10-3-2014 11-42-12 AMKing David is probably my favorite character in the Bible, and I am looking forward to meeting him someday. There are so many things I want to ask him, like what was it like to have his music cause evil to flee from King Saul, what was it like to bring the Ark of the Covenant back to Israel and freely, exuberantly dance his joy in doing so, and just how did he become “a man after God’s own heart, save in the matter with Bathsheba?” I have a strong feeling that David never set out to have his notable triumphs as well as failings become familiar to millions, nor his musings as a shepherd timelessly inspire when he said “I will fear no evil.” However, I am more than glad that his story has been preserved for me, and that I can, have and will draw strength from it. 10-17-2014 2-02-25 PM I must confess, I am not always so good at “fearing no evil.” I see evil in the world and it scares me. I feel helpless to stop it, and at times am tempted to just hide. We are currently in a time where there is much to inspire fear—our nation has lost its moorings, our enemies want to behead us, and we could be facing an outbreak of a genuine plague. If someone were to unleash an EMP (electromagnetic pulse) bomb within our borders, in a moment we would be plunged into literal darkness and thrown back several centuries. On the surface, when I look at David’s life, it would be easy to assume that because he was a warrior of warriors, he just never felt fear. I don’t think that’s the case, in fact I know it’s not. He admits that at times he felt it, and said, “What times I am afraid, I will trust in Thee.” How does that square with “I will fear no evil?” How can you say on the one hand, “I will fear no evil,” and then say, “what times I am afraid?” The first and most obvious answer is transparency. David was just a guy like you and me. He was extraordinary, but he clearly wasn’t perfect, and one of his strengths was his willingness to admit his failings. His fights with God are recorded for all of us to see, and I think his honesty with God was his safety. Do I think he possessed uncommon courage? I do. Do I think he knew terror? I do, and I am comfortable with the idea that he knew both, but never allowed fear to win. The second thing is that he lived in the power of choice. Emotions hit him, clearly. And they were strong ones. He was accused, betrayed, chased, judged and nearly killed on more than one occasion, and it was by people who were supposed to love him. Personally, I think when he talks about fearing no evil, he is saying, “I choose to fear no evil, and I am going to resist it until the fear is gone.” How did he resist it until his emotions matched his choice? Well, a great deal of it, I think, was through worship. He learned to freely access the realm where the mess around him, and his inability to convince his father-in-law or his son that he was a good guy simply didn’t matter anymore. He chose to believe someone else’s opinion of him mattered more, and that was his Heavenly Father’s. He chose to worship and declare God’s goodness anyway, no matter how ugly his circumstances were. He came through it, perhaps only barely, when he said, “For I would have fainted unless I believed I would see the goodness of God in the land of the living.” Let us choose to discover what he discovered. This is certainly no time to faint. 10-3-2014 11-42-43 AM

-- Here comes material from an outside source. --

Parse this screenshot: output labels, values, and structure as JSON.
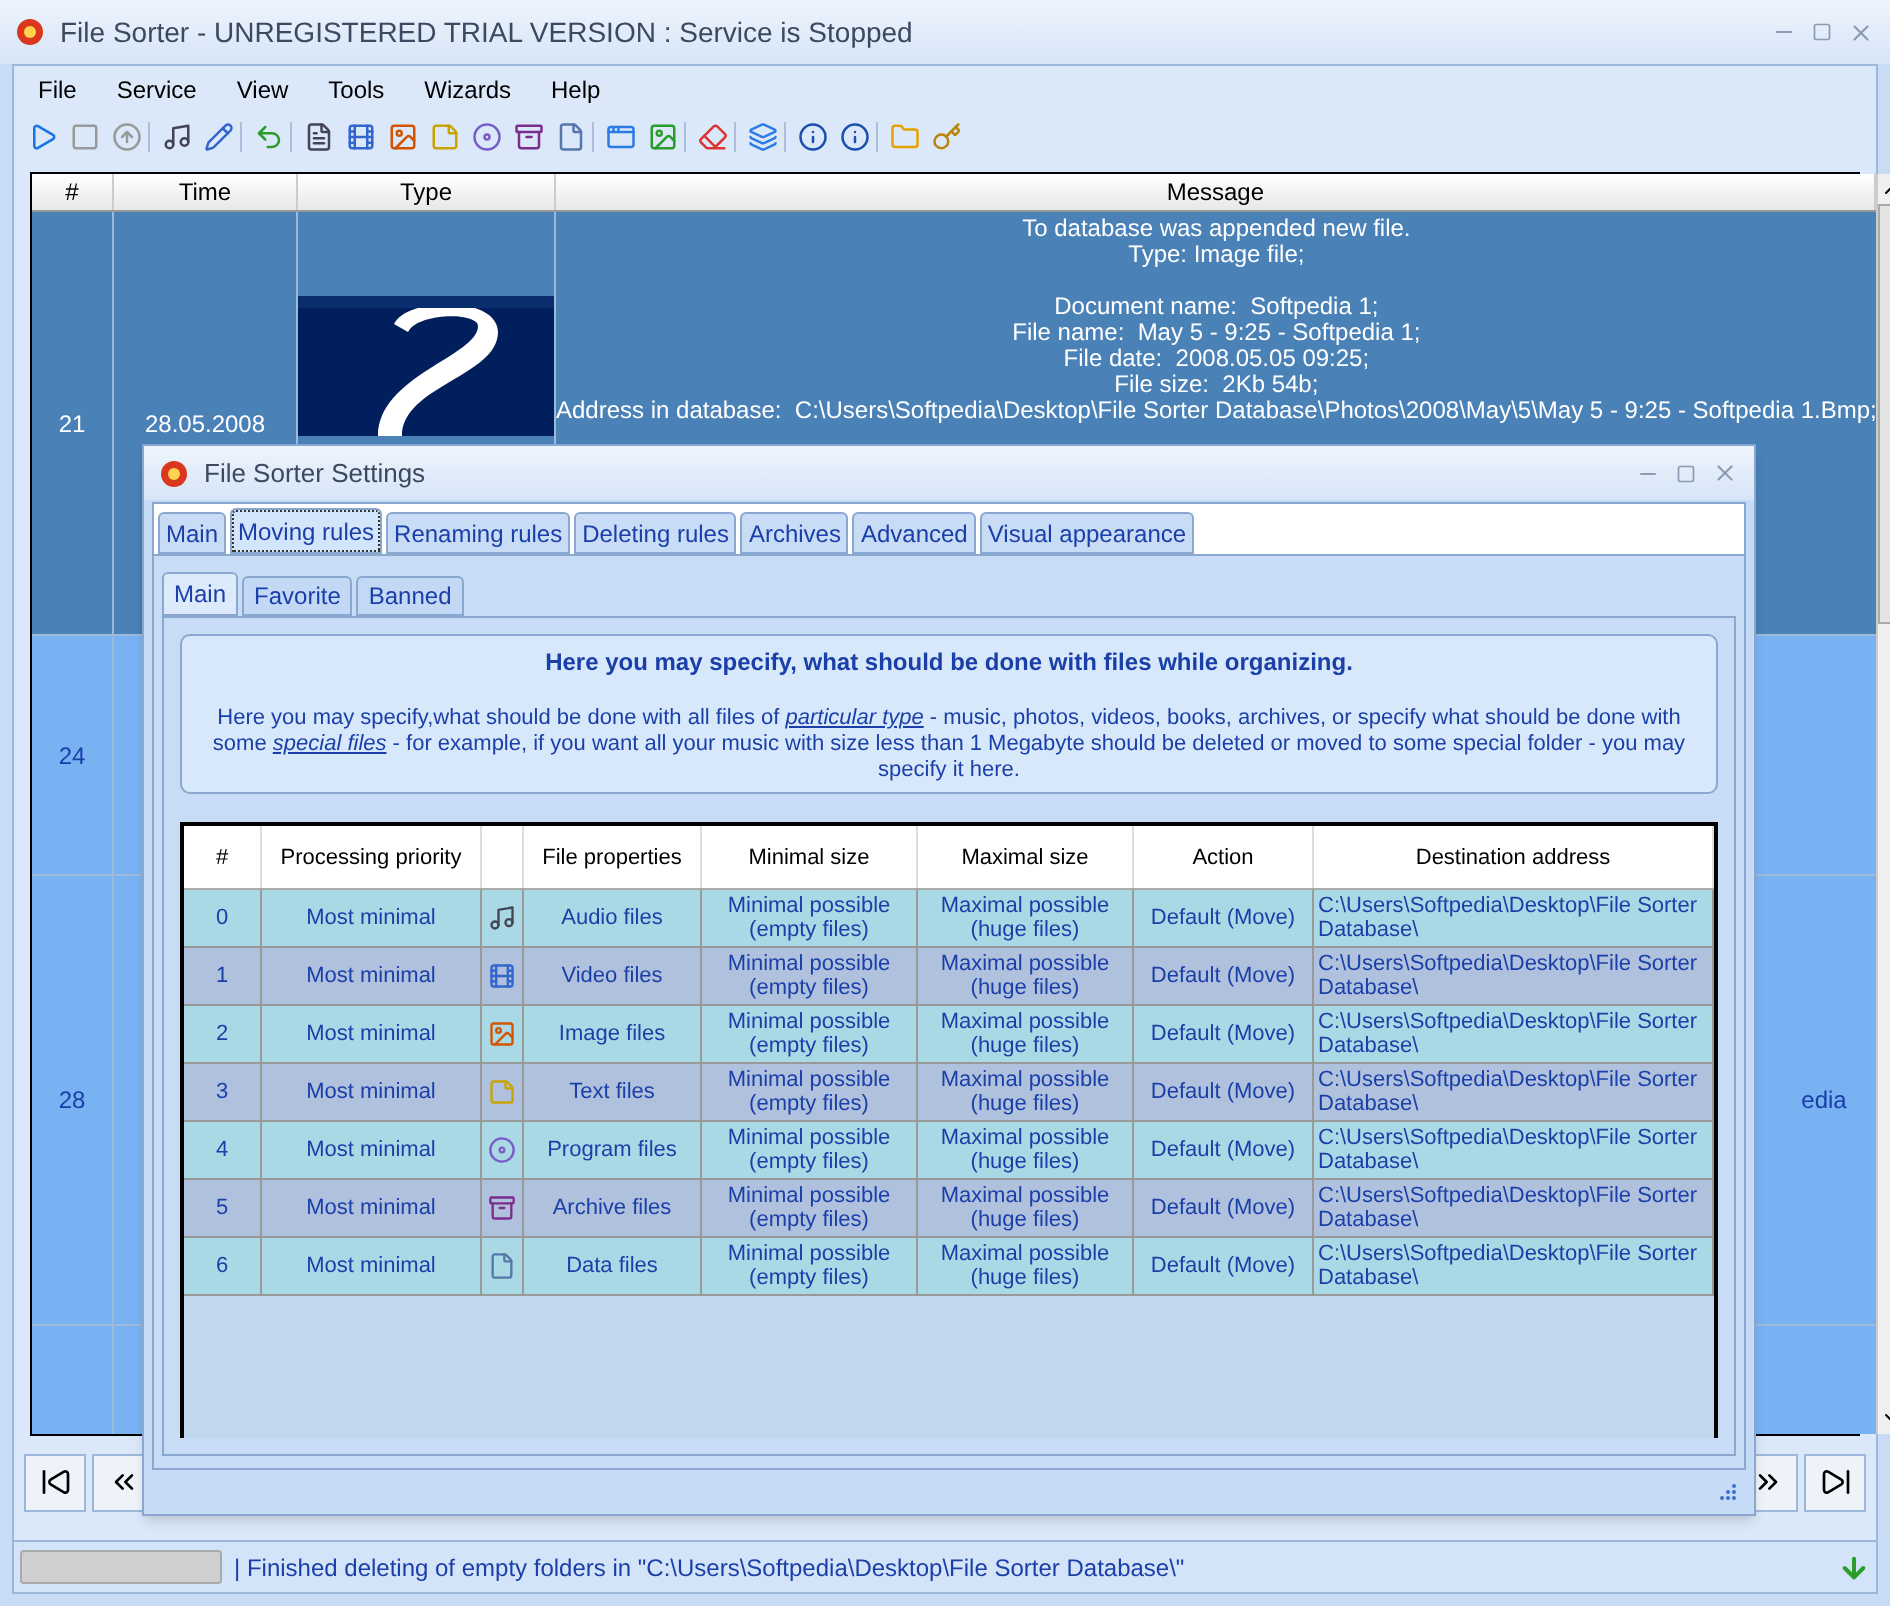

About Webmaster

FOLLOW US ON FACEBOOK

Athens Now Online 2019